The adoption of the electronic medical record is no doubt being spurred on by the executive of a $27-billion incentive program under the HITECH Act, and the shift is not going to stop. Evidence is mounting that revenue cycle management will soon include in all its discussions the leap to the electronic medical record. Louisville-based Zirmed, a revenue cycle management player, just announced another partnership on Feb. 3, 2011, with an EMR topping 2,000 clients, Altex Business Solutions, which will enhance the end-to-end payment management capabilities. The explanation goes like this, from Lee Orsag, Owner of Altex, "Altex clients now simply process charges entered in EHR/Practice Management, and the integrated ZirMed system automatically pulls and translates them to clean claims which are then submitted to payers. From there, using the unique claims history function, clients can monitor their claims' statuses at every step until reimbursement is complete. Bottom line, ZirMed offers our clients more control over their entire revenue cycle management function." Is this more than a product offering and a real trend? Yes.
In fact, Dr. David Blumental of the HITECH office, involved in writing the federal regulations, has indicated recently that the percentage of doctor's offices with EMRs have moved in the last two years from 19.6% to 29.6%. This past week the Office of the National Coordinator for Health IT has awarded two organizations with contracts to evaluate the effectiveness of electronic health records and the progress of health information exchanges.
So what are the revenue cycle management firms doing about it? It's a time of redefinition and new buzz words. McKesson has declared Horizon Enterprise Revenue ManagementTM supports the reinvention of revenue management practices, thereby creating a new category of financial management: enterprise revenue management.
Heads are rolling at some companies, and new blood is being brought in. For example, Streamline Health— Solutions, Inc. (Nasdaq: STRM), a leading provider of document workflow solutions for hospitals, announced today that Robert Watson has been appointed President and Chief Executive Officer effective February 1, 2011. J. Brian Patsy, founder of Streamline Health Solutions and current President and Chief Executive Officer since its inception, has retired at the request of the Board of Directors from both positions and has also resigned as a director of the company.
For CIOs of healthcare institutions, there may be some answers at Revenue Cycle Management 2011, the DecisionHealth summit for physician practice revenue growth on August 7-9, 2011, in Las Vegas.
Selecting the best solution is more about knowing where you are at and what needs integration than it is about evaluation of an outside system before the fact. There are many flavors of ice cream, but until you know how hungry you are and what the flavor of the month choice is, the rainbow sherbet you've got looks mighty good.

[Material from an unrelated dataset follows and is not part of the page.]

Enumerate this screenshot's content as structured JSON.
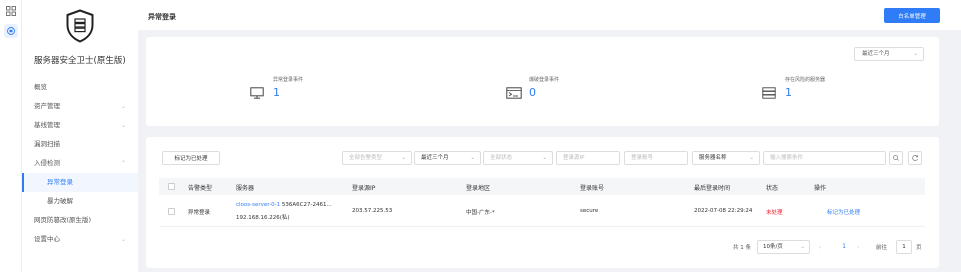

Dawn Yankeelov will be speaking on ACOs at a Healthcare Transformations event regarding healthcare reform for rural hospitals in April 2011 in Lexington, KY.
Dawn Yankeelov, president of Aspectx, is a strategic planning consultant in the areas of marketing, PR, and competitive analysis for the healthcare and IT fields.